• **Exercise requirements**
Locate each line in the records containing "name". Copy it.

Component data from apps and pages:
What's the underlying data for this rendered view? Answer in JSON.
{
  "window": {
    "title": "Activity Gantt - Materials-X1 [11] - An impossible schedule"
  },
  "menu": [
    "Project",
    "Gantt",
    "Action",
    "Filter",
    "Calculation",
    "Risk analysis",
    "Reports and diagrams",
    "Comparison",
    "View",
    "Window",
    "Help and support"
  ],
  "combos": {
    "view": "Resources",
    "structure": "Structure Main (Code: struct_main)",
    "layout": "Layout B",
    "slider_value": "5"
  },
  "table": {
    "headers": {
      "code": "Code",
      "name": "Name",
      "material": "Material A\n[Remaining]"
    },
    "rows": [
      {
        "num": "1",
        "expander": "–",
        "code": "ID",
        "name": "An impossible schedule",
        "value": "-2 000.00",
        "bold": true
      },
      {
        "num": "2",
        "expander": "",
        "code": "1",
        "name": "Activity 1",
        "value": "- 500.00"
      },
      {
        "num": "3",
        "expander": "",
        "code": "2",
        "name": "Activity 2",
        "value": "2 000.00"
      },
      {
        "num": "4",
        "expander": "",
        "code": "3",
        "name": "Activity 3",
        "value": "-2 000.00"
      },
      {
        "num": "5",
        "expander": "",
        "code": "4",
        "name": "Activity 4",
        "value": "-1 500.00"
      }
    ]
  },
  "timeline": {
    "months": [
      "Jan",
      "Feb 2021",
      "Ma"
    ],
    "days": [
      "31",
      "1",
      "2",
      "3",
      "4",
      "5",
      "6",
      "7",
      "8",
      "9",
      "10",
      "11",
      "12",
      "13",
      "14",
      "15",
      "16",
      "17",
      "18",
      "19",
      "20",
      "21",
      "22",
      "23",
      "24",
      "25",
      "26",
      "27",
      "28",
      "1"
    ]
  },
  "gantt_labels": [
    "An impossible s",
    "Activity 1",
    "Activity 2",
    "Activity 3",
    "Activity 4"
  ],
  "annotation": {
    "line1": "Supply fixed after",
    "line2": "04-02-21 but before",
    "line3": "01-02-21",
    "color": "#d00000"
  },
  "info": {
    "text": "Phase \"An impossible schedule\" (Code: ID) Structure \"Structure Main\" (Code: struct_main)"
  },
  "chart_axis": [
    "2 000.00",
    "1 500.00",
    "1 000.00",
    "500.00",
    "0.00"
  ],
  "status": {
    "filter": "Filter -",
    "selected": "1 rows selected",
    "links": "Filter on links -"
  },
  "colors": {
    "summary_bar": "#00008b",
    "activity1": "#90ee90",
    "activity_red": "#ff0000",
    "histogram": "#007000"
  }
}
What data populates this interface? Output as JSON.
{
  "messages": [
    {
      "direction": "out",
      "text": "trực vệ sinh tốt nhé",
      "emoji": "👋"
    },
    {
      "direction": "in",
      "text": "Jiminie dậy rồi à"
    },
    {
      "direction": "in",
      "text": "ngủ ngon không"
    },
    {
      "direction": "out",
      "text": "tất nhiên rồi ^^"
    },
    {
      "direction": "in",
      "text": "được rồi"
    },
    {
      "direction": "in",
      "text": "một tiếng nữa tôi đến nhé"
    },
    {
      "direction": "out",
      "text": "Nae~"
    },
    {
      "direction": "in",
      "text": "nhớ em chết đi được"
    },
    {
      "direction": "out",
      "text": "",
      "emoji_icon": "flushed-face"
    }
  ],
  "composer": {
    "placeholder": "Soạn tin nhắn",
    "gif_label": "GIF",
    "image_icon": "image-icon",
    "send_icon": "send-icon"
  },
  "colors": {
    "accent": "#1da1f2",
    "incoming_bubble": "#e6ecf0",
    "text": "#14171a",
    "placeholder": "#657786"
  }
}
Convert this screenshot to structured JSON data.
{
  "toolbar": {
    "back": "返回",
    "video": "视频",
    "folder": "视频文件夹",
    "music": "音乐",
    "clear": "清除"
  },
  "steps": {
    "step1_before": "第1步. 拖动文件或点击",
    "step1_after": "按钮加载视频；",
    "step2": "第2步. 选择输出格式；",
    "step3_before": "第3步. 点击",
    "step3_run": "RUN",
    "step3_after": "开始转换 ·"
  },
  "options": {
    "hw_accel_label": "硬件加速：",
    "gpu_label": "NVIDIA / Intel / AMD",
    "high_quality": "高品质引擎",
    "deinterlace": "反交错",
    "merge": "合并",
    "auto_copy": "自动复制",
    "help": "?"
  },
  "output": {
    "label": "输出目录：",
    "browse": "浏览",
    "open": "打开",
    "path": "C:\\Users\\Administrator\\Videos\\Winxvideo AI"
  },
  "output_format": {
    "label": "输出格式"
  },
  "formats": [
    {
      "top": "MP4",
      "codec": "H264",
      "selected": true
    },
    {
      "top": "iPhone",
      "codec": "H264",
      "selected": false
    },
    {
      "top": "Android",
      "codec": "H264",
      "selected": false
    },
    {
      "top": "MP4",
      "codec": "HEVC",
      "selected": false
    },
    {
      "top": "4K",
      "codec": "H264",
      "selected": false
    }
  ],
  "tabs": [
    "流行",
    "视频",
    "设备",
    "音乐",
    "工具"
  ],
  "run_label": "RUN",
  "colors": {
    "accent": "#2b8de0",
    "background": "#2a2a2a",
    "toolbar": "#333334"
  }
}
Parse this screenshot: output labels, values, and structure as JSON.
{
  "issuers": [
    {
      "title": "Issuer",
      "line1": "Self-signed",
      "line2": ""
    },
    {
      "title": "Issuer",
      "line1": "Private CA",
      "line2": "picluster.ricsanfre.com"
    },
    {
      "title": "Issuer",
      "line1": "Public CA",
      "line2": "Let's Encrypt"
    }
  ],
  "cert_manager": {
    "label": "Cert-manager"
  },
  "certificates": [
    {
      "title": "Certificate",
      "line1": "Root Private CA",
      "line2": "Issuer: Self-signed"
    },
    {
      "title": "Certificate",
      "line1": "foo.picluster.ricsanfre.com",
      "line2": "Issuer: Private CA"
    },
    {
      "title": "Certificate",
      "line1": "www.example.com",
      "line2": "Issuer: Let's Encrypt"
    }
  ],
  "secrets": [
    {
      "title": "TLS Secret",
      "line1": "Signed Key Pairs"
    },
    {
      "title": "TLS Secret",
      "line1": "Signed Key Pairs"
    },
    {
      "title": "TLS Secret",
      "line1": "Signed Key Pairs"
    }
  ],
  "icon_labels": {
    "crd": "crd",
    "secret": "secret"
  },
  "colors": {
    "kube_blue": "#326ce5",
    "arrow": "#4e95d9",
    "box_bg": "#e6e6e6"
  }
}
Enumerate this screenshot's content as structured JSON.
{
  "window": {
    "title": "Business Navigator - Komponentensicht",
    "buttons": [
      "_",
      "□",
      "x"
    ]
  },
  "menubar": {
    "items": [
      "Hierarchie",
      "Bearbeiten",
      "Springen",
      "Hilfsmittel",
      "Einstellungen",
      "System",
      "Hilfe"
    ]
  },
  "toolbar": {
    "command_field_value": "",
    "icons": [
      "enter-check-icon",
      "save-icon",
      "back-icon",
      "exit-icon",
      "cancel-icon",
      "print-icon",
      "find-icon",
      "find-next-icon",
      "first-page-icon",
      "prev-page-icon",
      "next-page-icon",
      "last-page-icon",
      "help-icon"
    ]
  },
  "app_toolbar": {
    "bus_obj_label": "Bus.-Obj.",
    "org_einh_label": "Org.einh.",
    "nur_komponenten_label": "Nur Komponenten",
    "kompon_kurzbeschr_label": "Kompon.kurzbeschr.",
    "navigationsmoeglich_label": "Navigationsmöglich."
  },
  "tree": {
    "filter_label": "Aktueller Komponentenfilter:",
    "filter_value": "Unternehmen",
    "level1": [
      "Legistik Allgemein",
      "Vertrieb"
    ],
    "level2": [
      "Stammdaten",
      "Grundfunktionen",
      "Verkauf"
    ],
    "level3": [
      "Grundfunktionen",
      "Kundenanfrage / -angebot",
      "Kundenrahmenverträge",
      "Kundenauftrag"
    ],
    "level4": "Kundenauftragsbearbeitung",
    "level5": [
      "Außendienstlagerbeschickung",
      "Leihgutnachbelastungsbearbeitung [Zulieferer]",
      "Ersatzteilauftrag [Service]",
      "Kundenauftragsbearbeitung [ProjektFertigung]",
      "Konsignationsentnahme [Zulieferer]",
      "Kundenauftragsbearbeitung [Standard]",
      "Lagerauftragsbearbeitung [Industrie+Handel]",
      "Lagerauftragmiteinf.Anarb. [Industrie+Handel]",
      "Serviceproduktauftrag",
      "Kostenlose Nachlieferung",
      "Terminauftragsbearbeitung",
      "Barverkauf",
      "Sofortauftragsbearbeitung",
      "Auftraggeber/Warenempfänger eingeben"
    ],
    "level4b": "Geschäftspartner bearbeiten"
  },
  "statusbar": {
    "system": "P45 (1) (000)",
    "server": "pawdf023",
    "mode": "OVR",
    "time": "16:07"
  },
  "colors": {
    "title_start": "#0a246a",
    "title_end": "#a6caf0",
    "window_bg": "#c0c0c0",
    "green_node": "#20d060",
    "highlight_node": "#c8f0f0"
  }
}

• **Answer**
      "name": "Name",
        "name": "An impossible schedule",
        "name": "Activity 1",
        "name": "Activity 2",
        "name": "Activity 3",
        "name": "Activity 4",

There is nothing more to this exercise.